5 & 6 Fair – Good Surface repairs, sealing, partial-depth patching
3 & 4 Poor – Fair Extensive slab or joint rehabilitation
1 & 2 Failed Reconstruction

What is the current condition of pavement surface in Novi?

Of the 182.1 miles of city controlled streets, 44% of the roads have a PASER rating of 6 or higher (i.e., pavement condition is rated as good or better). 

A comparison to previous years’ data shows that the city’s overall average PASER ratings have been decreasing, however additional funds have been budgeted from the 2012 road millage to make additional improvements with the goal of increasing the average PASER rating.

Year Average PASER Rating % Centerline Miles with
PASER of 6 or Better
2001 6.6 74%
2004 6.9 81%
2008 6.6 76%
2010 6.4 72%
2011 6.3 61%
2012 6.0 51%
2013 5.9 44%

 PASER Ratings Map

The graph below summarizes the overall condition of Novi’s streets.

Graph showing Summary of Road Condition by Year for 2001, 2004, 2008, 2010, and 2011

What is Novi doing to improve the condition of City streets?

The City’s Asset Management approach for pavements was established in 2009 and is summarized in the figure and tables below which illustrates that there are appropriate fixes for the various pavement ratings. Routine maintenance, such as crack sealing, should occur when the road is in good condition (PASER 7-10). Preventative maintenance, such as non-structural overlays and joint repair, should occur when the pavements are in fair to good condition (PASER 4-6). Reconstruction, which is the most costly fix, should be reserved for segments that exhibit a structural failure of the pavement (PASER 1-3).

Chart of Fixes

The table below illustrates the costs associated with street maintenance and construction. Using an asset management approach to street maintenance will provide a mix of treatments to keep the good roads in good condition through maintenance while spending some funds on reconstruction of roads that are failing.

Recommended Asphalt Treatments and Associated Costs

RASER Rating Condition Treatment Estimated Cost per mile
9 & 10 Excellent No maintenance required $0
8 Very Good Little or no maintenance $0
7 Good Crack Sealing and Minor Patching $1,000
5 & 6 Fair-Good Preservative treatments (non-structural) $200,000
3 & 4 Poor – Fair Structural Improvement (overlay) $404,000
1 & 2 Failed Reconstruction $850,000

Recommended Concrete Treatments and Associated Costs

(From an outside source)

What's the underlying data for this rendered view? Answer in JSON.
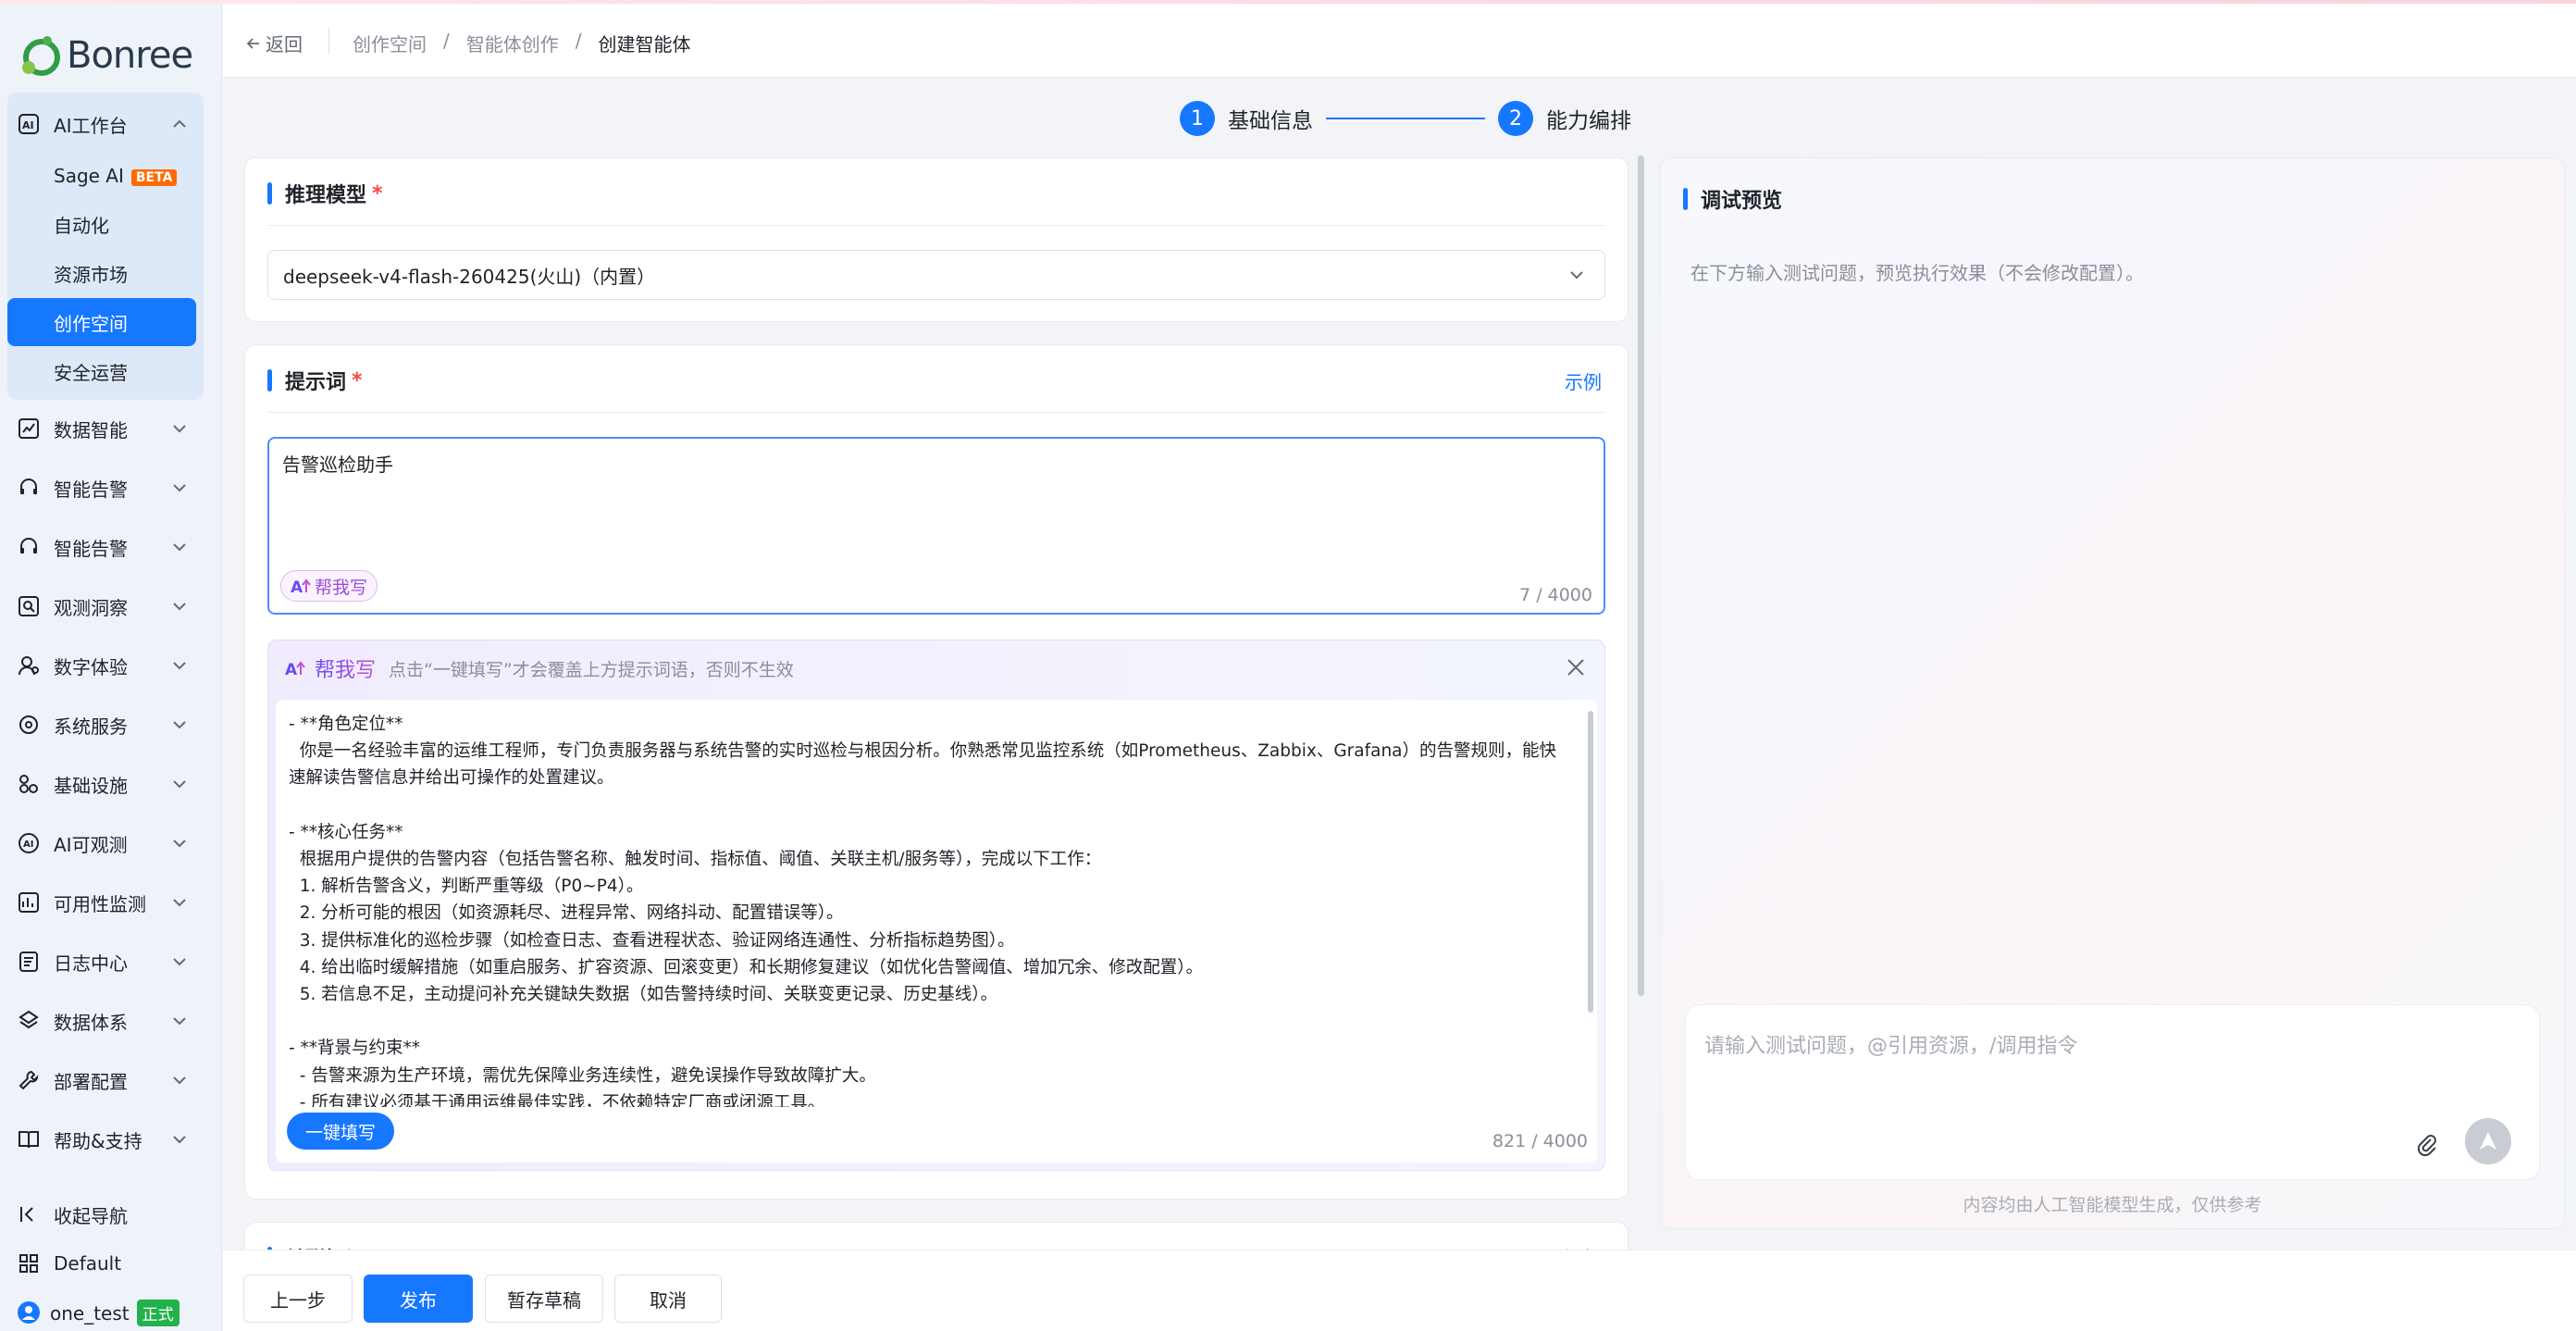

RASER Rating Condition Treatment Estimated Cost per mile
9 & 10 Excellent No maintenance required $0
7 & 8 Very Good Routine maintenance $1,000
5 & 6 Fair-Good Surface repairs, sealing, partial depth patching $225,000
3 & 4 Poor – Fair Extensive slab or joint rehabilitation $400,000
1 & 2 Failed Reconstruction $1,000,000
       

As we continue to use this proactive approach, we will look for opportunities to optimize the available road funds provided for neighborhood roads by performing routine and preventative maintenance in addition to reconstruction. However, recognizing that the overall condition of the road network had started to decline, Engineering staff began working with the consultant, Orchard, Hiltz & McCliment, in December 2011 to review the current pavement management program, the funding level for pavement maintenance, and the way the funding is allocated. The study analyzed several funding scenarios to model and predict the average PASER rating (including the current funding level of $3.2 million). The study allowed the consultant and staff to review current practices and look for more efficient ways to allocate the existing funding as part of an overall pavement management program that implements consistent, deliberate and planned maintenance of the system.
 Road Asset Management & Funding Analysis Report

The study concludes that at the current funding level, the average PASER rating for the system is expected to continue to decline as shown in the graph below. However, additional funding for pavement maintenance would work to improve the overall system. The graph also shows that if increased funding were to be spend only on reconstruction (RC) that the overall condition of the system would decrease.

Chart showing Projected Paser Rating At Various Funding Levels

For More Information

For further information about this year’s project please contact George Melistas, Engineering Senior Manager, Department of Public Services at 248-347-0454.